One mistake that many companies make is focusing solely on chasing consumers who relish in the delight of purchasing new products. As practical as it might sound, it represents a small share of the market and it creates a cycle of chasing the next best thing. While businesses should always be seeking ways to innovate and optimize, targeting an audience that feeds off of the latest and greatest often means quick iterations. This can be a good thing, but it can often result in rushed production and products that aren’t as great as they could be.
Your Value Should Be Higher Than Your Price Tag
After getting my first Mac in college, and using a chunk of my savings to do so, I realized that Macs really were the superior product. I spent an amount that made a dent in my bank account at 20, but what I got was unlike any computer I had previously had: one that had value.
Before my first MacBook, I would need to buy a new laptop every couple of years. Spending what was then $500 or so every year felt like a lot–and it was. Because while I hesitated to spend double that on what I figured would be the same value, it turned out to be a far better deal when the MacBook lasted year after year. A Mac may cost more up front, but it costs less in the long run.
Give Consumers a Reason To Stay (Not Just a Reason To Buy)
Speaking of high value, give customers a reason to stay, not just a reason to buy over and over again. Instead of building something new to make people buy the next best thing, give them a product that is so good they don’t necessarily want the latest and greatest. It’s not a short-term profit-generating strategy, but it is a great way to build a loyal customer base–if not, a cult following.
There are dozens of different laptops on the market, but Apple is the only brand I considered. While they all probably do their jobs, Apple does an excellent job of producing a product that I have great confidence in–and why I’m admittedly part of its cult following. Because as I keep using my five-year-old MacBook as the brand new one (purchased via a work-from-home stipend) sits in the box it arrived in, I know if my old Air is still this good, the new one must be really great.
In fact, I know I won’t be disappointed because I’ve waited so long to upgrade, that I’ll really feel a difference. I’m sure once I do finally make the switch, I won’t want to let it go when the next best thing comes out–just like I’m doing now with my 2017 Air.

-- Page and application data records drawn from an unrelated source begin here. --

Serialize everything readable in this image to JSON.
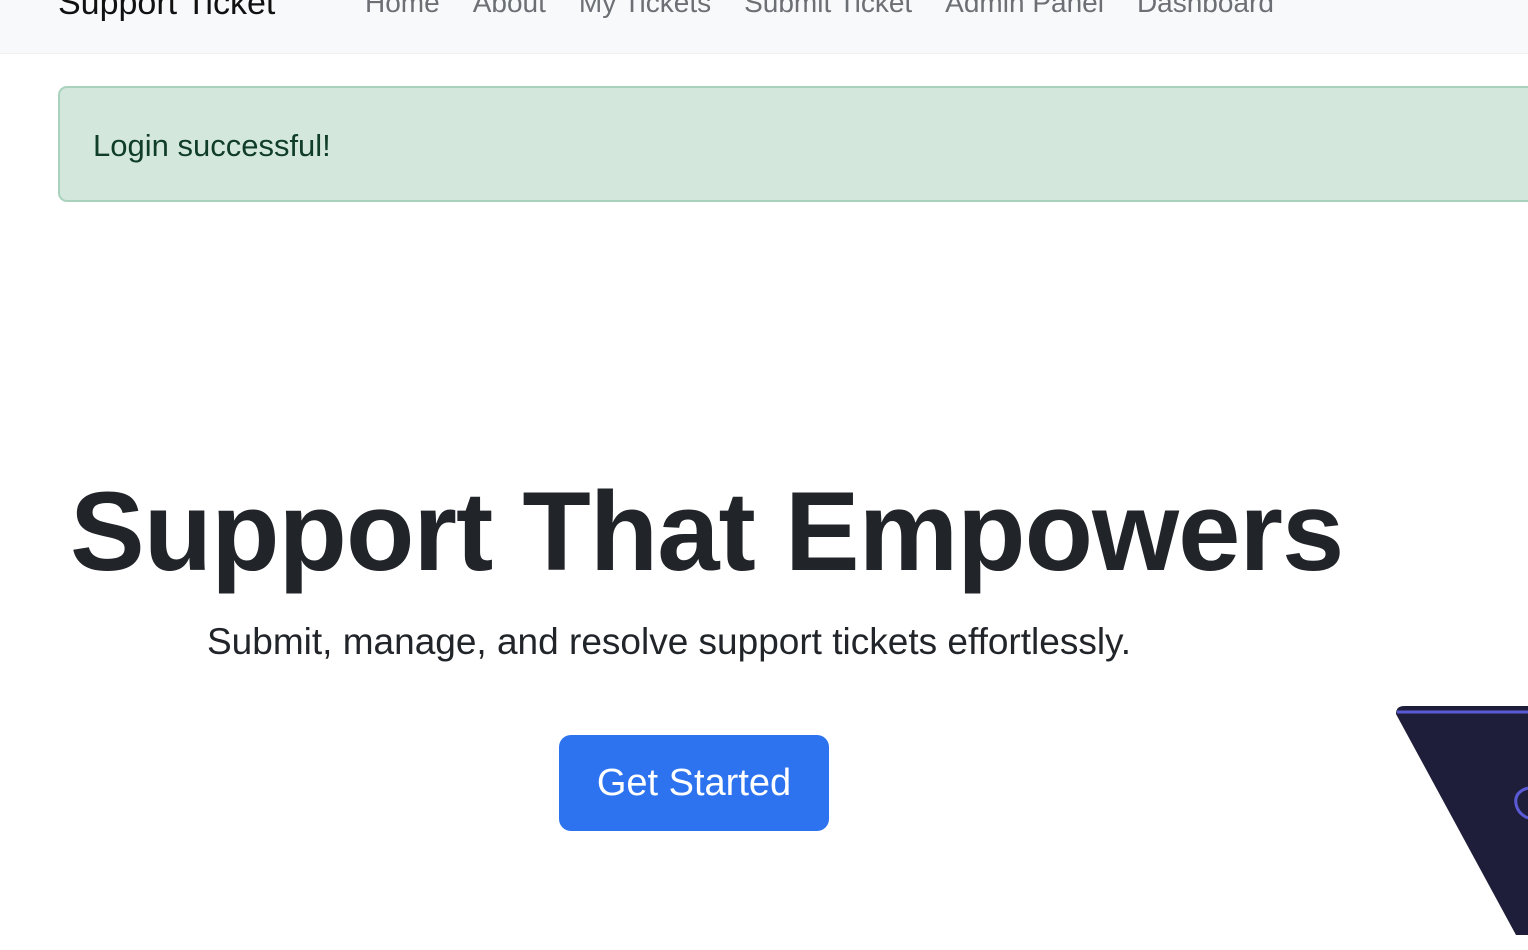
{
  "navbar": {
    "brand": "Support Ticket",
    "links": [
      {
        "label": "Home"
      },
      {
        "label": "About"
      },
      {
        "label": "My Tickets"
      },
      {
        "label": "Submit Ticket"
      },
      {
        "label": "Admin Panel"
      },
      {
        "label": "Dashboard"
      }
    ]
  },
  "alert": {
    "message": "Login successful!",
    "type": "success"
  },
  "hero": {
    "title": "Support That Empowers",
    "subtitle": "Submit, manage, and resolve support tickets effortlessly.",
    "cta_label": "Get Started",
    "illustration_icon": "support-illustration"
  },
  "colors": {
    "navbar_bg": "#f8f9fa",
    "alert_bg": "#d4e7dd",
    "alert_border": "#a9d2bc",
    "primary": "#2d73ef",
    "illustration_dark": "#1e1e3a",
    "illustration_accent": "#5a5ad6"
  }
}
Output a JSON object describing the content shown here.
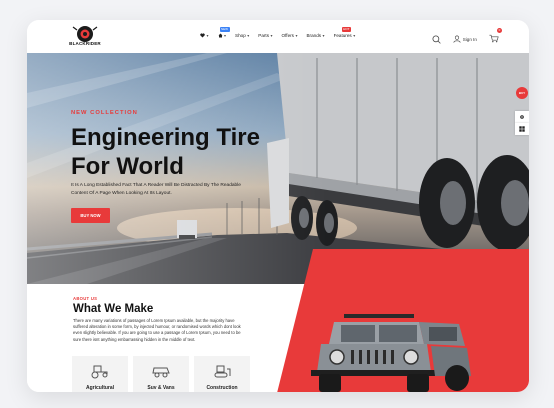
{
  "brand": {
    "name": "BLACKRIDER"
  },
  "nav": {
    "items": [
      {
        "label": "",
        "icon": "heart-icon",
        "badge": ""
      },
      {
        "label": "",
        "icon": "home-icon",
        "badge": "NEW"
      },
      {
        "label": "Shop",
        "badge": ""
      },
      {
        "label": "Parts",
        "badge": ""
      },
      {
        "label": "Offers",
        "badge": ""
      },
      {
        "label": "Brands",
        "badge": ""
      },
      {
        "label": "Features",
        "badge": "HOT"
      }
    ],
    "sign_in": "Sign In",
    "cart_count": "0"
  },
  "hero": {
    "kicker": "NEW COLLECTION",
    "title_line1": "Engineering Tire",
    "title_line2": "For World",
    "description": "It Is A Long Established Fact That A Reader Will Be Distracted By The Readable Content Of A Page When Looking At Its Layout.",
    "button": "BUY NOW"
  },
  "side_tools": {
    "buy_label": "BUY"
  },
  "about": {
    "kicker": "ABOUT US",
    "title": "What We Make",
    "text": "There are many variations of passages of Lorem Ipsum available, but the majority have suffered alteration in some form, by injected humour, or randomised words which dont look even slightly believable. If you are going to use a passage of Lorem Ipsum, you need to be sure there isnt anything embarrassing hidden in the middle of text.",
    "categories": [
      {
        "label": "Agricultural",
        "icon": "tractor-icon"
      },
      {
        "label": "Suv & Vans",
        "icon": "suv-icon"
      },
      {
        "label": "Construction",
        "icon": "bulldozer-icon"
      }
    ]
  },
  "colors": {
    "accent": "#e83a3a",
    "badge_blue": "#3b82f6"
  }
}
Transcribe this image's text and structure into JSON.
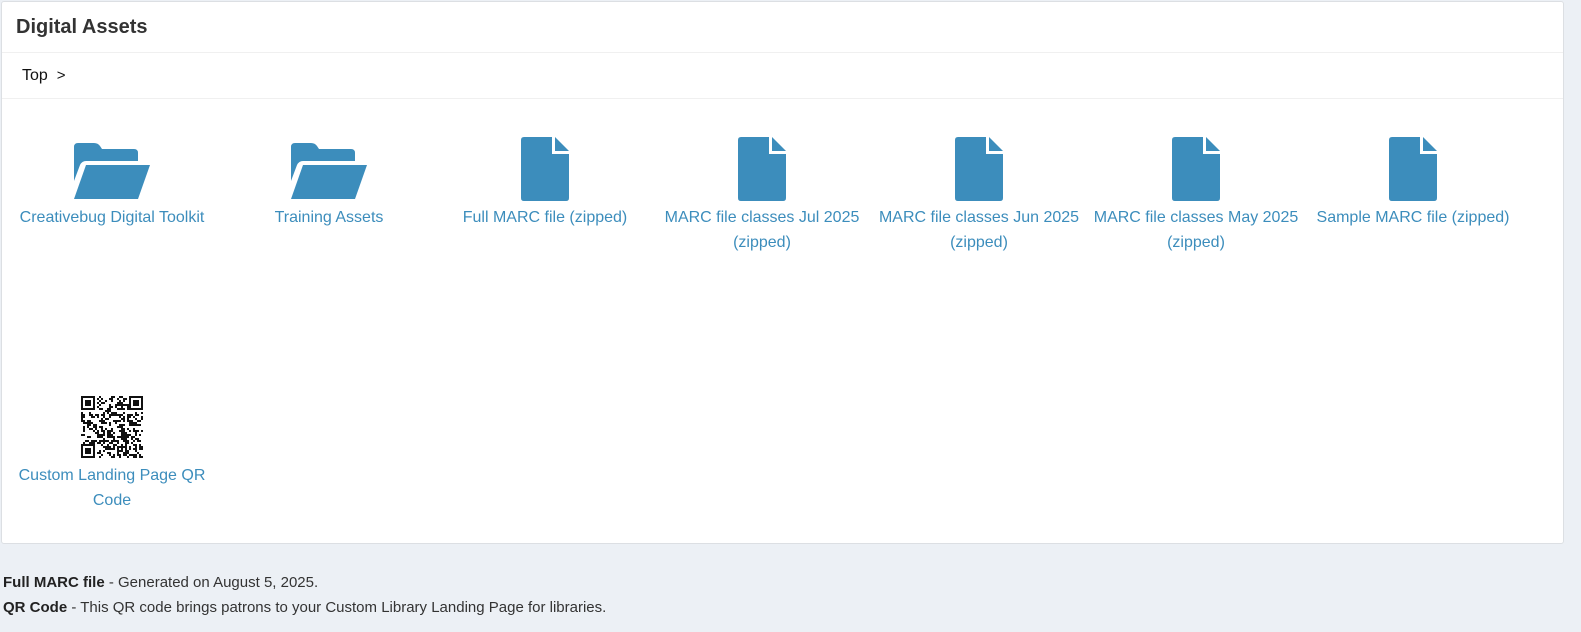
{
  "panel": {
    "title": "Digital Assets"
  },
  "breadcrumb": {
    "top": "Top",
    "separator": ">"
  },
  "colors": {
    "accent": "#3c8dbc"
  },
  "tiles": [
    {
      "label": "Creativebug Digital Toolkit",
      "icon": "folder-open-icon"
    },
    {
      "label": "Training Assets",
      "icon": "folder-open-icon"
    },
    {
      "label": "Full MARC file (zipped)",
      "icon": "file-icon"
    },
    {
      "label": "MARC file classes Jul 2025 (zipped)",
      "icon": "file-icon"
    },
    {
      "label": "MARC file classes Jun 2025 (zipped)",
      "icon": "file-icon"
    },
    {
      "label": "MARC file classes May 2025 (zipped)",
      "icon": "file-icon"
    },
    {
      "label": "Sample MARC file (zipped)",
      "icon": "file-icon"
    },
    {
      "label": "Custom Landing Page QR Code",
      "icon": "qr-code-icon"
    }
  ],
  "notes": {
    "marc_title": "Full MARC file",
    "marc_text": " - Generated on August 5, 2025.",
    "qr_title": "QR Code",
    "qr_text": " - This QR code brings patrons to your Custom Library Landing Page for libraries."
  }
}
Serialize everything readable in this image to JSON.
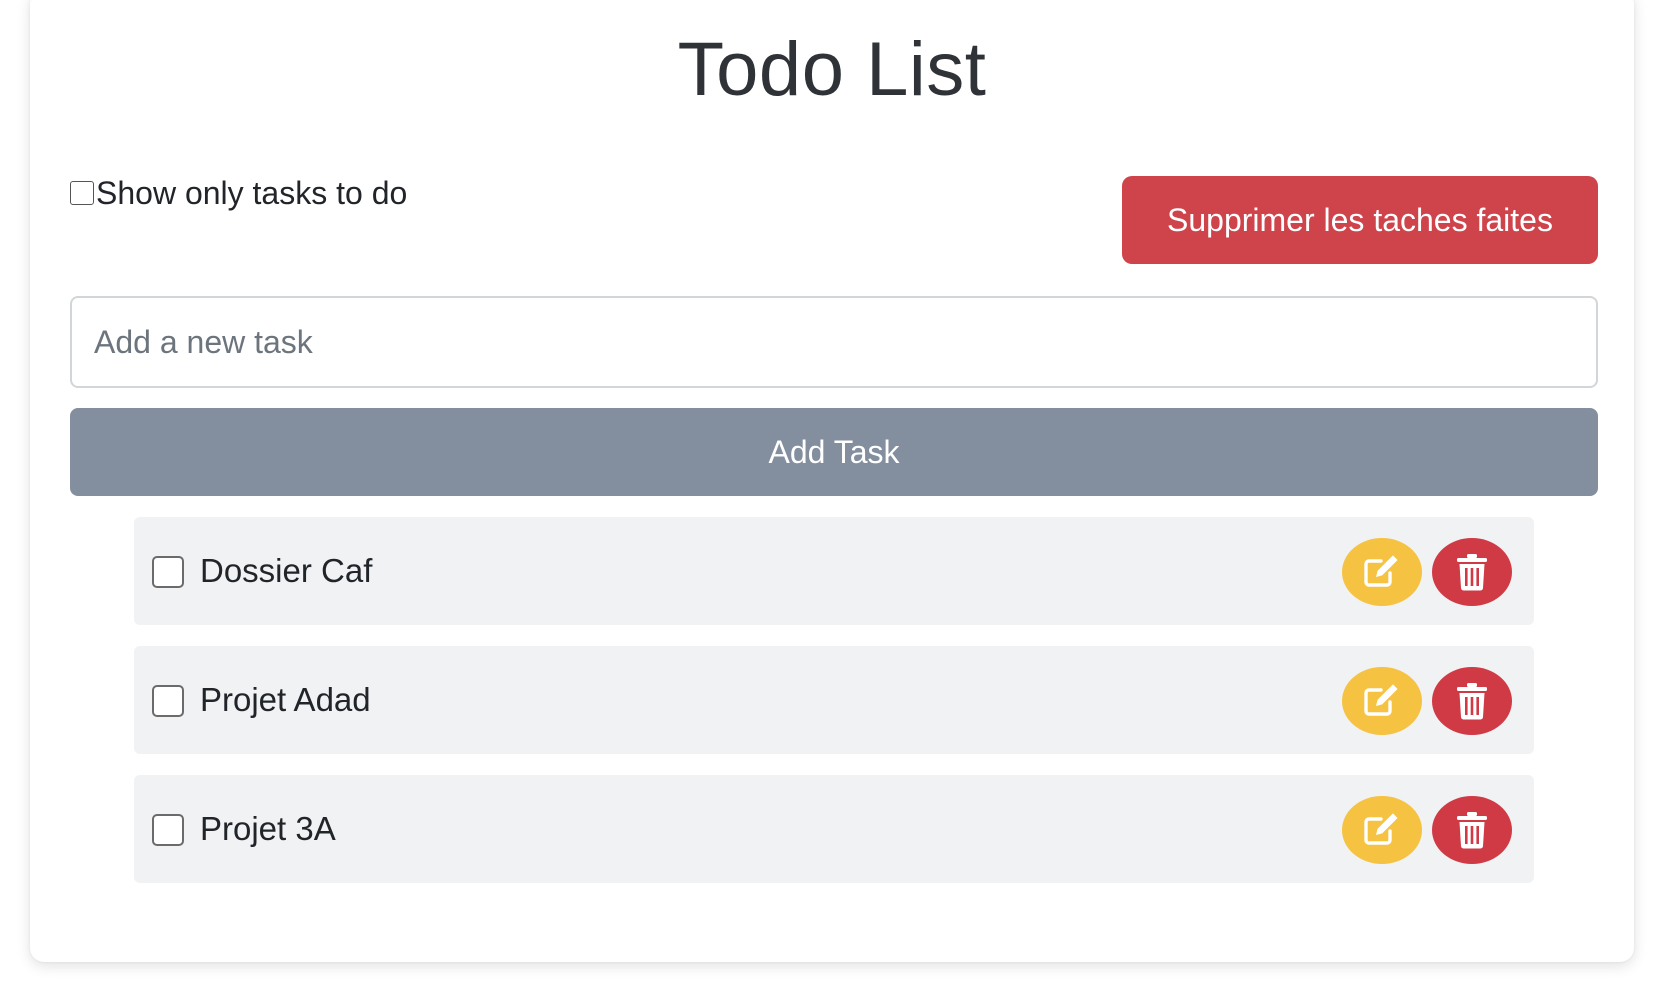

Read More: I Got Apple’s New M2 MacBook Air M2. This Is Why It’s Still Sitting In Its Box Two Weeks Later